Ece Evliyaoğlu, Serdar Kilercioğlu, Hatice Asuman Yılmaz, Giovanni M. Turchini, Marina Paolucci, Timothy D. Clark, İbrahim Demirkale, Orhan Tufan Eroldoğan
Aquaculture 2022 v.550 pp. 737884
Oncorhynchus mykiss, aquaculture, aquaculture feeds, blood serum, condition factor, digestibility, feed conversion, feed intake, ferritin, ferrous sulfate, fish, gene expression, growth performance, hepcidin, intestines, iron, juveniles, leptin, lipids, liver, nutrient content, specific growth rate, transferrin, villi, weight gain

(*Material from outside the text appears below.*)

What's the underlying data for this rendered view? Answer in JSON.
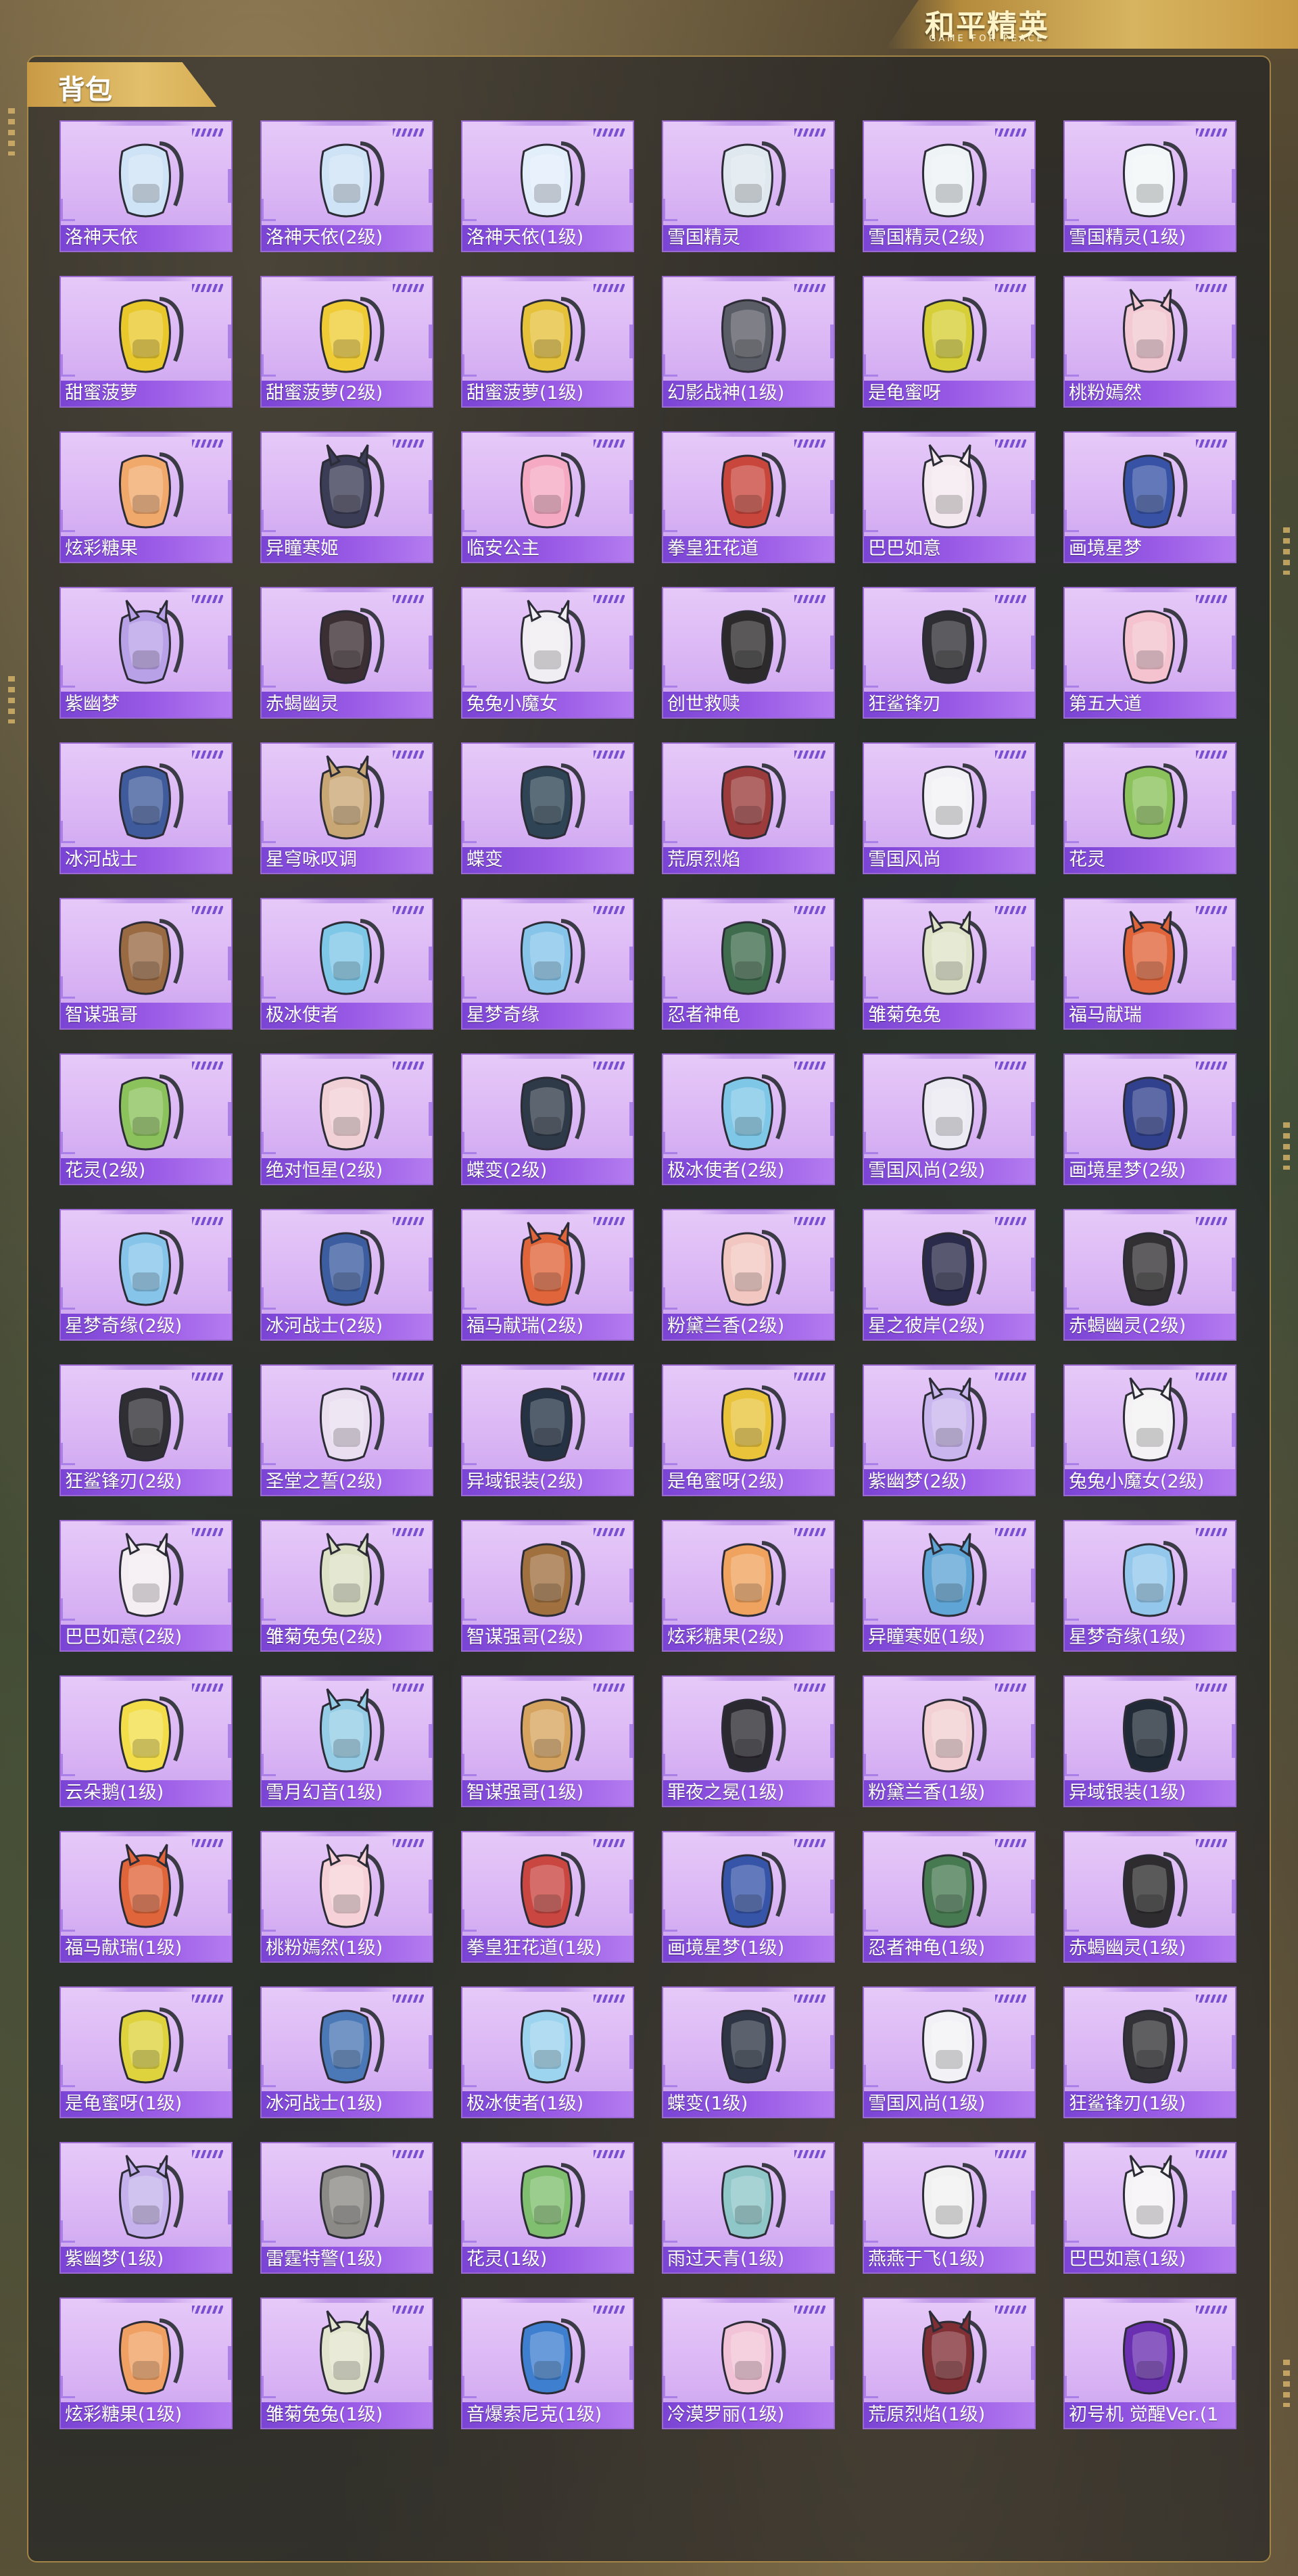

This study evaluated the effects of iron supplementation in plant-based aquafeed on growth performances, feed intake, nutrient composition, digestibility, iron-related serum parameters and gene expression in juvenile rainbow trout (Oncorhynchus mykiss). Triplicate groups of fish were fed for 60 days using incremental levels of iron in a ferrous sulphate heptahydrate form, as follows: 0 (group Fe0); 150 (group Fe150); 300 (group Fe300); 600 (group Fe600) mg iron/kg feed, corresponding to actual iron levels of 132, 273, 403, 741 mg iron/kg feed, respectively. As a further control, a fifth group was fed a commercial feed (CMF; 253 mg iron/kg feed). Growth performances showed that the highest specific growth rate (SGR), condition factor (CF), protein efficacy ratio (PER), feed intake (FI) and lowest feed conversion rate (FCR) were found in Fe150, Fe300 and CMF groups. Final weight and weight gain (WG) were significantly higher in CMF and Fe150 groups, followed by the Fe300, Fe600 and Fe0 groups (P < 0.05). Apparent digestibility coefficients (ADCs) of protein, lipid, ash and iron were over 90% in Fe150 and Fe300 groups, while significantly lower ADCs were observed in Fe0 and Fe600 groups. Intestinal histomorphological measurements of muscular thickness (muscularis externa; ME, inner circular layer; ICL, outer longitudinal layer; OLL) were higher in CMF and Fe150 groups, while villus length was generally similar among groups, with the exception of the Fe0 group. Serum iron levels were significantly higher in Fe150 and Fe300 groups, while total iron-binding capacity (TIBC) was highest in the Fe150 group. No significant differences were observed in either serum ferritin or liver ferritin gene expression among groups, although hepcidin gene expression was highest in the Fe300 group followed by the Fe150 group. Transferrin gene expression was the lowest in the Fe0 group. Appetite-related Leptin A1 gene expression was not affected by iron addition, but Leptin A2 was up-regulated in all groups except for the Fe0 group. In summary, the study showed that the addition of 150 mg/kg feed of iron (equivalent to ~270 mg/kg feed total) improved growth performances and feed utilization in rainbow trout, which aligns well with the iron levels in current commercial feeds.